Any publication issued at regular intervals (e.g., daily, weekly, monthly) and intended to be continued indefinitely, e.g., journals, magazines, newspapers.
Using another person's ideas or exact wording without giving due credit to that person.
A firsthand account or uninterpreted original document.
To request that a book already checked out to someone else be returned to the library prior to its due date. When the book is returned to the library, it will be set aside for you and you will be notified.
A description of a resource such as a book, journal article, website, etc. In the online catalog or any other database, there is one record for each item.
A periodical that contains articles that have been reviewed by other professionals (peers) in the field and accepted for publication. Sometimes these periodicals are also called scholarly journals or academic journals.
Complete information about a specific source; a citation for a book includes author, title, place of publication, publisher, and year. A citation for an article in a periodical includes author, title of the article, title of the periodical, volume number, pages, and date. A group of citations gathered together is usually called a bibliography. A reference can also have a more general meaning: anything that points to some other location for the information it represents.

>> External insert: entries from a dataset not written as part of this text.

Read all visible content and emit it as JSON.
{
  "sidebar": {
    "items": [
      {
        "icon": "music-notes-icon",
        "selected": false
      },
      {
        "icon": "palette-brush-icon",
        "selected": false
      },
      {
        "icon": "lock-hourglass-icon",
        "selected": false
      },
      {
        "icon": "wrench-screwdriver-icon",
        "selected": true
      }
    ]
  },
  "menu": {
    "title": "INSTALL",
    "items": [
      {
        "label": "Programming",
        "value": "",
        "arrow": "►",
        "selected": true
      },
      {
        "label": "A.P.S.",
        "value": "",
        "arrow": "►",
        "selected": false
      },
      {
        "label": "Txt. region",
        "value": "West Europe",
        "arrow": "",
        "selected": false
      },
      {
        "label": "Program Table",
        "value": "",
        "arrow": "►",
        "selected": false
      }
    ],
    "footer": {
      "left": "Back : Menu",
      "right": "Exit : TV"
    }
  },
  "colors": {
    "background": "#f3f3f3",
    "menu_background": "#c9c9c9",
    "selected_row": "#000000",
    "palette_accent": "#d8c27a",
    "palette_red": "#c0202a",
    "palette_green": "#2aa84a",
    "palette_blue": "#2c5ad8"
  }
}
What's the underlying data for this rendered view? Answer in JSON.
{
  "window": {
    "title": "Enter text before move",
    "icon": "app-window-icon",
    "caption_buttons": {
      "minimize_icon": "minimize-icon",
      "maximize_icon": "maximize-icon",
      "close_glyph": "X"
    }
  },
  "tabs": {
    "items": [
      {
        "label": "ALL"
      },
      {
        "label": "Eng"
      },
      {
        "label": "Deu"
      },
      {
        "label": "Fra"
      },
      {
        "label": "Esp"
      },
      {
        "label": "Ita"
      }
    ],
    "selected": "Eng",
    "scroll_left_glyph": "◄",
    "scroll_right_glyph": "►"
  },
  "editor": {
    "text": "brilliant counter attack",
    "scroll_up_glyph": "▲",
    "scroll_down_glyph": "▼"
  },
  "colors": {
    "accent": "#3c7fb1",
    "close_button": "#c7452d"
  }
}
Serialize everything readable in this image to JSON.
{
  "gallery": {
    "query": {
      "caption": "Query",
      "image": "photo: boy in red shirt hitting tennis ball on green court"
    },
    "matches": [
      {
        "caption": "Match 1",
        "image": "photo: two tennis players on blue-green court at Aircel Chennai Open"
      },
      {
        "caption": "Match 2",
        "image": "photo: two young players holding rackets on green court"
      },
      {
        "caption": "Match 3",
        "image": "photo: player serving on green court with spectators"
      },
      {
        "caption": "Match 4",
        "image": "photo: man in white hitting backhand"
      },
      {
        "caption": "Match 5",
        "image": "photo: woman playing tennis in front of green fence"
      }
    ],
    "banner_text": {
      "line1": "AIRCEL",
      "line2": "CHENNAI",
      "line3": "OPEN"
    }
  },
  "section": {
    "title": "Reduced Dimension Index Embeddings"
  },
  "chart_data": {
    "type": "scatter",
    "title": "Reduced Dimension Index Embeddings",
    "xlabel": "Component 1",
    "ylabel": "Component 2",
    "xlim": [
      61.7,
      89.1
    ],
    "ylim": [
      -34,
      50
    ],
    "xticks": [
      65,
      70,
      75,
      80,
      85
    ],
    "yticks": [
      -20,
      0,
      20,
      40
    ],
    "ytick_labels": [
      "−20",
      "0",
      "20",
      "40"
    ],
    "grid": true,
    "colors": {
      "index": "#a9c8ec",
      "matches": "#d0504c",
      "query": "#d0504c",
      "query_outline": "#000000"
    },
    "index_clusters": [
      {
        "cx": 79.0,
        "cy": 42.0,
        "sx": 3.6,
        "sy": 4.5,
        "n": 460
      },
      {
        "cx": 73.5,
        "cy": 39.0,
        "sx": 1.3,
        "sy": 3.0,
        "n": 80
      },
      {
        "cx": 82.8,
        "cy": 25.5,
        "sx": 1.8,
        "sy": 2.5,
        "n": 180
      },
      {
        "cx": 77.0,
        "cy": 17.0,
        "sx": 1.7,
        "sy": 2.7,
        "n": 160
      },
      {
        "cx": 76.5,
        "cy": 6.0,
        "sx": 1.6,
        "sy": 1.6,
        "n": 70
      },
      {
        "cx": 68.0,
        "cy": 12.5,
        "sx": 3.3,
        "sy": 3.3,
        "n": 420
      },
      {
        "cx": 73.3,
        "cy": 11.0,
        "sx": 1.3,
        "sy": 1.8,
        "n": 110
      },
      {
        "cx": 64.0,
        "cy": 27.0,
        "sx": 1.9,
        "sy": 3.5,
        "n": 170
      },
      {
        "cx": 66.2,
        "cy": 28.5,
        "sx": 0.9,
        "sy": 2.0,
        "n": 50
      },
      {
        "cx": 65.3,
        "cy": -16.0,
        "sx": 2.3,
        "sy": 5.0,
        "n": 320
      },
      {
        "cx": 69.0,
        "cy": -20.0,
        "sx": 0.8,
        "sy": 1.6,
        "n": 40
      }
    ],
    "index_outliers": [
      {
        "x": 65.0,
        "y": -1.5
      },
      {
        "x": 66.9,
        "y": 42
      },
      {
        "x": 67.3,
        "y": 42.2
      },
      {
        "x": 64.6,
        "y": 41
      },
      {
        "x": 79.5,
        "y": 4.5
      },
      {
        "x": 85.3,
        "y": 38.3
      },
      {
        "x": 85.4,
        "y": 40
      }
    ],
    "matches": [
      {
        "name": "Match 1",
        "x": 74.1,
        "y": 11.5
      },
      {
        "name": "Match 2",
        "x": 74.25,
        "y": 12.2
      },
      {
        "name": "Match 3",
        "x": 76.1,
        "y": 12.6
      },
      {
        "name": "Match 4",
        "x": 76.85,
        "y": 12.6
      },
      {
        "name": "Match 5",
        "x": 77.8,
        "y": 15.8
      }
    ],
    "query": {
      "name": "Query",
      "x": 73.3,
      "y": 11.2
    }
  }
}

Items in great demand and/or material on professors' reading lists which are kept for short-term checkout by students; requested at the service desk of the appropriate library. Many reserves are available online: see e-reserves.
Periodical on a specialized topic. It contains articles that have been reviewed by other professionals (peers) in the field. May also be called refereed journal or academic journal.
Published materials where primary sources have been used. e.g., biographical works, commentaries. A source one step removed from the original; e.g., critical reviews, biographies, journal articles, historical studies. An article in a newspaper that reports on a scientific discovery or a book that analyzes a writer's work is also a secondary source.
Published on a regular basis (weekly, monthly, annually, etc.) and containing articles written by various authors. Any publication issued in successive parts, appearing at intervals (usually regular intervals), and, as a rule, intended to be continued indefinitely. Although the terms periodical, journal, magazine and serial have slightly different definitions, they are often used interchangeably.
In a database, the journal title, volume, page and date for an article.
Also, in research, a firsthand document or primary reference work.
A part of the library system dedicated to collecting and preserving material of historical importance to the state or the university, or that are rare or unique. These materials will not be lent or checked out but may be consulted in the library.
A library's bookshelves or the area where these are located.
The word or phrase used to describe the subject content of a work. Also known as a descriptor.
A contraction of Superintendent of Documents, SuDoc is the call numbering system for federal government publications. Begins with letter(s): e.g., I for Dept. of Interior, HE for Health and Human Services; then numbers, then year: e.g., HE 20.8313/003
Note: the numbers following the period (it is not a decimal point) should be treated as whole numbers when you are seeking material on the shelves.
An alphabetical listing of the terms used in a database as descriptors or subject headings. The thesaurus is a standardized word or phrase list, also known as a controlled vocabulary. It also suggests synonyms for effective searching and indicates relationships between and among ideas.
A periodical restricted to the interests of a trade or industry. Example: Manufacturing Chemist and Aerosol News.
truncate (v.), truncation (n.)
In an online search, a word root followed by a truncation symbol will retrieve words that begin with that word root, e.g., educat* will retrieve educator, educators, education and educational all at the same time. The most common symbols used for truncation are the asterisk and the question mark.
The Kentucky Virtual Library is a web-based service providing access to the catalogs of Kentucky academic libraries and to many article databases.